Records from a dataset:
Content starts

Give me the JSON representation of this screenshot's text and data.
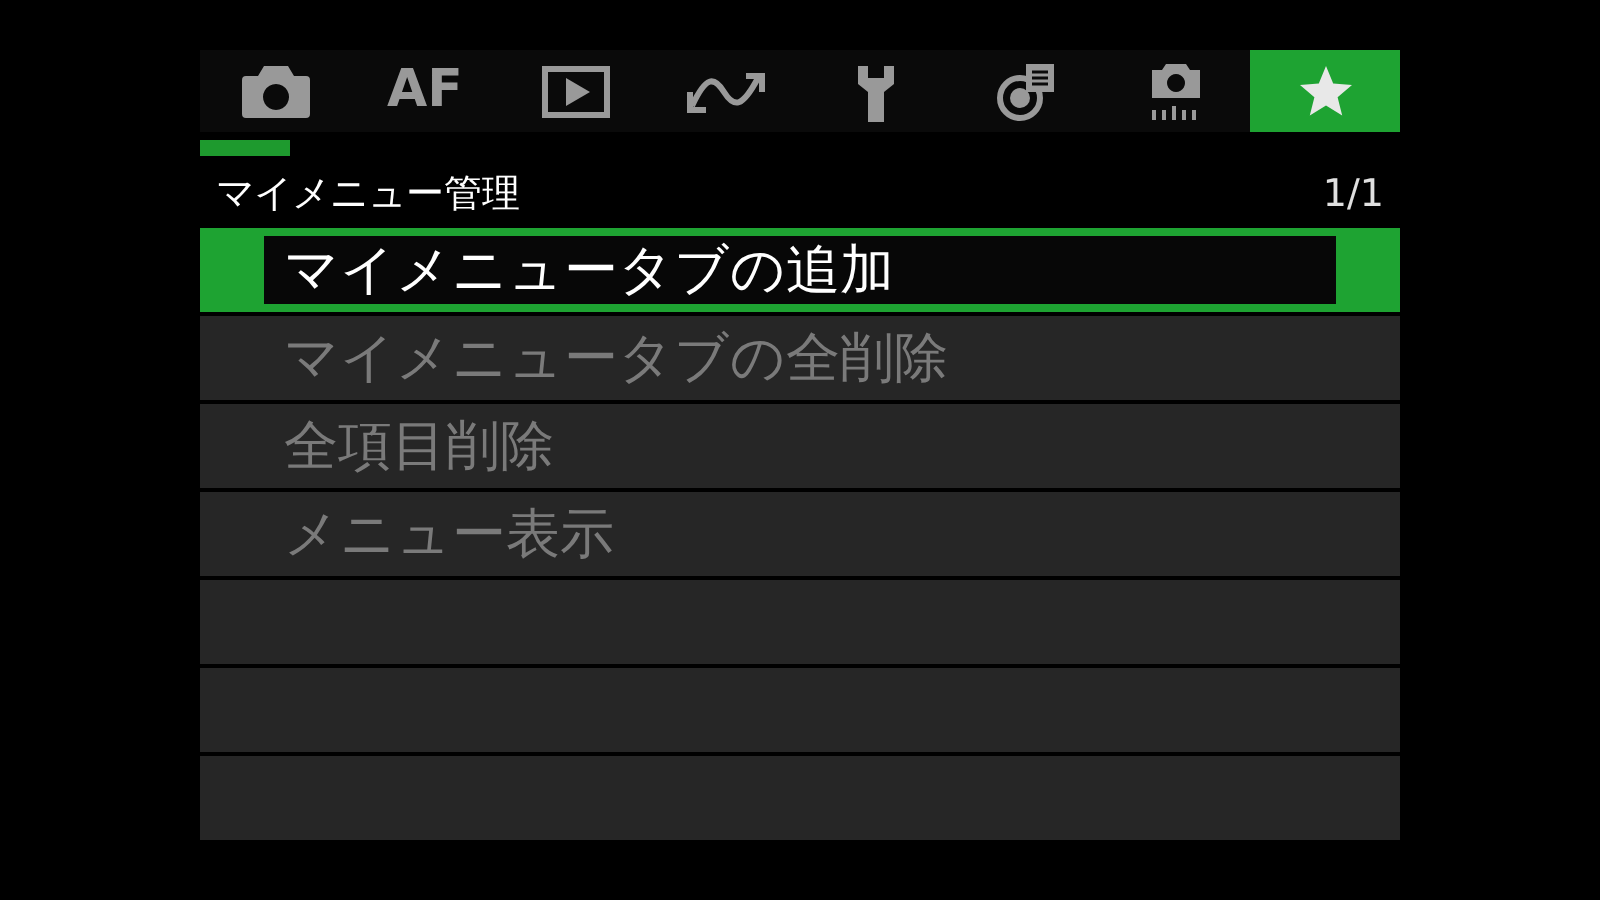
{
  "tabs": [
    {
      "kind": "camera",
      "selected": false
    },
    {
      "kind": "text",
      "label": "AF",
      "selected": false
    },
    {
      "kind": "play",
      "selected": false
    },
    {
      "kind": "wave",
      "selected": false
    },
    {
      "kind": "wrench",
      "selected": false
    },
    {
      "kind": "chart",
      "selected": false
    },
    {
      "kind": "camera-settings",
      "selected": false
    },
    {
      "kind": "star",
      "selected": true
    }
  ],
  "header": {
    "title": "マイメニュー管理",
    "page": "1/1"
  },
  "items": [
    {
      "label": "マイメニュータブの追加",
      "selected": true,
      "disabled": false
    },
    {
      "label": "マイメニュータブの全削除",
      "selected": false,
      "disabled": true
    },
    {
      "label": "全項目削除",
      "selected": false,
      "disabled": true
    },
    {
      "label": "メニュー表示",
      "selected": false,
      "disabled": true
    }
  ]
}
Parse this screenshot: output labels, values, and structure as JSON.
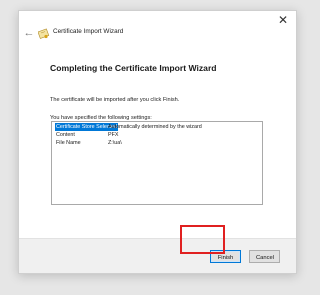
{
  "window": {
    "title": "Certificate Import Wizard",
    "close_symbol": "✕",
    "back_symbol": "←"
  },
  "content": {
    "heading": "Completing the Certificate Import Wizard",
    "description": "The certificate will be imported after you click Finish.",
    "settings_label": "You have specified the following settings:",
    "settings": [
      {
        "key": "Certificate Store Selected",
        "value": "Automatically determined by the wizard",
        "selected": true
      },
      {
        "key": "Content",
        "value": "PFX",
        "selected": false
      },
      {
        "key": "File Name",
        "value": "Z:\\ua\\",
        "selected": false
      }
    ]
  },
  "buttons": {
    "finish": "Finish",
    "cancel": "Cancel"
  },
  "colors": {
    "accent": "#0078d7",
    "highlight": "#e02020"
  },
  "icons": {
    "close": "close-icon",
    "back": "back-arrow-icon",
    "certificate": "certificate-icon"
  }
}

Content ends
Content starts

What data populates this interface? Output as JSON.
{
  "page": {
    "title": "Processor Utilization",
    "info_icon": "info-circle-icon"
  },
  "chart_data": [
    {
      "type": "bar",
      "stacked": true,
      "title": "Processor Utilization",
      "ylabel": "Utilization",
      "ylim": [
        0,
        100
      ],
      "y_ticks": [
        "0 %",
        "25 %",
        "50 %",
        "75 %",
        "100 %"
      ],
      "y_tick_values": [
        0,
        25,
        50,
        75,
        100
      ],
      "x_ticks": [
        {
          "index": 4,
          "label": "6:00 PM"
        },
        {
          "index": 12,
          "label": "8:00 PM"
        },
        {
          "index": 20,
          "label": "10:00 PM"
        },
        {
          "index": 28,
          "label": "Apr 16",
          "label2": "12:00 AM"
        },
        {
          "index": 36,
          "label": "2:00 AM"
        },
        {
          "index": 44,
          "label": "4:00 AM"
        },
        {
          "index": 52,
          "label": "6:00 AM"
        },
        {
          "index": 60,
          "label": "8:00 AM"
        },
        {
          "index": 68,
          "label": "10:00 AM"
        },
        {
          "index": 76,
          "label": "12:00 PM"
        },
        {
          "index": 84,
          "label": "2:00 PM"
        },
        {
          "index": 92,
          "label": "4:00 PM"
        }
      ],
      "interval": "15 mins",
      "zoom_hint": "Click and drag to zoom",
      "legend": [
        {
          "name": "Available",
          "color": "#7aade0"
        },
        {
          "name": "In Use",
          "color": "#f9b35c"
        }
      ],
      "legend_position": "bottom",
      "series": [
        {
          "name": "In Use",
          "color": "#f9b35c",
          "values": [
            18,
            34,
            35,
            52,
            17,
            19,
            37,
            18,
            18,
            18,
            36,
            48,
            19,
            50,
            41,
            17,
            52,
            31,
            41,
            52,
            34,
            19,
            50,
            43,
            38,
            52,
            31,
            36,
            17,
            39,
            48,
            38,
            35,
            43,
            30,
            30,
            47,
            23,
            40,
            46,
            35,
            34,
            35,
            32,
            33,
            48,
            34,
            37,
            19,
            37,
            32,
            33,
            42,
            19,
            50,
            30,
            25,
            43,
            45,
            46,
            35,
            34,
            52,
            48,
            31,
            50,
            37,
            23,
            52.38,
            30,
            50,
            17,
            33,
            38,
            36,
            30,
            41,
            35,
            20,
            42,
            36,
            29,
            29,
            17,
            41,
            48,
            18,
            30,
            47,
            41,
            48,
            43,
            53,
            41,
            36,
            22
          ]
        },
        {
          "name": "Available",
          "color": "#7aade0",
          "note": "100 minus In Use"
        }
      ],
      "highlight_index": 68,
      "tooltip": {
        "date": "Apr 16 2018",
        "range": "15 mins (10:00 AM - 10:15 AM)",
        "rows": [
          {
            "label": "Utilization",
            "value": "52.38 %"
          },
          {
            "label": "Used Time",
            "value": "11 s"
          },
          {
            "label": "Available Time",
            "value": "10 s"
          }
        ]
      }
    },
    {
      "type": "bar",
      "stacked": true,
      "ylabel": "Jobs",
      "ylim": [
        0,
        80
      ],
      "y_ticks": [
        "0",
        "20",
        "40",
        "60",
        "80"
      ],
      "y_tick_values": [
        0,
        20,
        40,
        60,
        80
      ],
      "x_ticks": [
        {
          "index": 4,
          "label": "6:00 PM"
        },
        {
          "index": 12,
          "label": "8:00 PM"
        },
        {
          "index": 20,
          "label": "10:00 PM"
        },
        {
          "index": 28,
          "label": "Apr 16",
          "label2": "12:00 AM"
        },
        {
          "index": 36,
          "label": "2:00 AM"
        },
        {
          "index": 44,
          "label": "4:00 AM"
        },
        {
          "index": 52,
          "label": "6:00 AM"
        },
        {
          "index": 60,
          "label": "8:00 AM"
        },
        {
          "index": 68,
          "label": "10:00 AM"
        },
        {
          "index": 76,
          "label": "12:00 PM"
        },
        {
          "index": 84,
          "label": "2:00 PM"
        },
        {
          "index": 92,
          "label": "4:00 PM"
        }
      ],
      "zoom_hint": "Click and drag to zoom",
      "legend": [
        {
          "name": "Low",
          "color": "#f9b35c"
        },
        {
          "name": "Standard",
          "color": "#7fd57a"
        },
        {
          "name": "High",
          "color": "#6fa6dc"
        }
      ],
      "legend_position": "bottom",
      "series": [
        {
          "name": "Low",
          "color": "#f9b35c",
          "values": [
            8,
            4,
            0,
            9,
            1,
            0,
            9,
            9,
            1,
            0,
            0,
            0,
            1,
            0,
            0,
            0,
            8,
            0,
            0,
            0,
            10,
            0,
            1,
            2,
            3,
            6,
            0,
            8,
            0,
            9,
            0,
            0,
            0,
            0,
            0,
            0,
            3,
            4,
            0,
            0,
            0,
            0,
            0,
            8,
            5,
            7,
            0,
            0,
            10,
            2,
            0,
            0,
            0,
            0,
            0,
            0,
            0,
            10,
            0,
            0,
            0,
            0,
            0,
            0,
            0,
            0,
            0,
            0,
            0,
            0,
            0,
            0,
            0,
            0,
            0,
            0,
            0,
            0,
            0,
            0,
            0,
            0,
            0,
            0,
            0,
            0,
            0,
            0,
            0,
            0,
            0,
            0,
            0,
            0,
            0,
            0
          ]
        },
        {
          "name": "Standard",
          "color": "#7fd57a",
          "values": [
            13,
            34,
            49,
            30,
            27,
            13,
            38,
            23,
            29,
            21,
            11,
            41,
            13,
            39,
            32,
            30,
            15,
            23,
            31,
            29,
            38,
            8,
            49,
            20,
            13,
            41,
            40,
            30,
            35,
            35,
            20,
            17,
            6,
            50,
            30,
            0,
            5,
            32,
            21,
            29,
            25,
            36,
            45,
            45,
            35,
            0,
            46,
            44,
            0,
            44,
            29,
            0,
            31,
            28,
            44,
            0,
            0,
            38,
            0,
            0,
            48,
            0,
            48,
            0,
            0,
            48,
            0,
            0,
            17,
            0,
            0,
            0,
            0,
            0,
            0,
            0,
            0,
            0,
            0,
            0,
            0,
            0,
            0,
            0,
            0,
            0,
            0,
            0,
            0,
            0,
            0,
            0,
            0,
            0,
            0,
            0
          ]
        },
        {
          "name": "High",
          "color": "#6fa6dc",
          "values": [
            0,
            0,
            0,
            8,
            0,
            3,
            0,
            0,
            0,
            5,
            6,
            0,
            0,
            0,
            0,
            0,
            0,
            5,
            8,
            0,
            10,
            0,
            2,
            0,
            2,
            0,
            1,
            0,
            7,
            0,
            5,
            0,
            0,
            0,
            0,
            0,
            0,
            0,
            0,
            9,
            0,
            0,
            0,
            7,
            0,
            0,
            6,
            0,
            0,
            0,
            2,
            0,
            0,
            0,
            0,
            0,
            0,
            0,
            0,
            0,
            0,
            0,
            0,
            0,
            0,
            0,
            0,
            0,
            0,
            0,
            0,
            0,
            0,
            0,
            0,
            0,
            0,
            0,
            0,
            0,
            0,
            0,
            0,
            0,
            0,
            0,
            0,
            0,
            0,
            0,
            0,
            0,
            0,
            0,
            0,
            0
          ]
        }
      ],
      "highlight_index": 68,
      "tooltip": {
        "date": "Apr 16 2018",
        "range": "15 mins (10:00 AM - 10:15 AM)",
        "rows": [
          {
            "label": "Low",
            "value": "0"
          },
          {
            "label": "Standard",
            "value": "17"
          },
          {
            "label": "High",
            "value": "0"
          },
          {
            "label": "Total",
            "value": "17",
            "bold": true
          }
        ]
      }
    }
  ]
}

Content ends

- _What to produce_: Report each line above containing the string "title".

- _Expected answer_:
    "title": "マイメニュー管理",
    "title": "Certificate Import Wizard",
    "title": "Processor Utilization",
      "title": "Processor Utilization",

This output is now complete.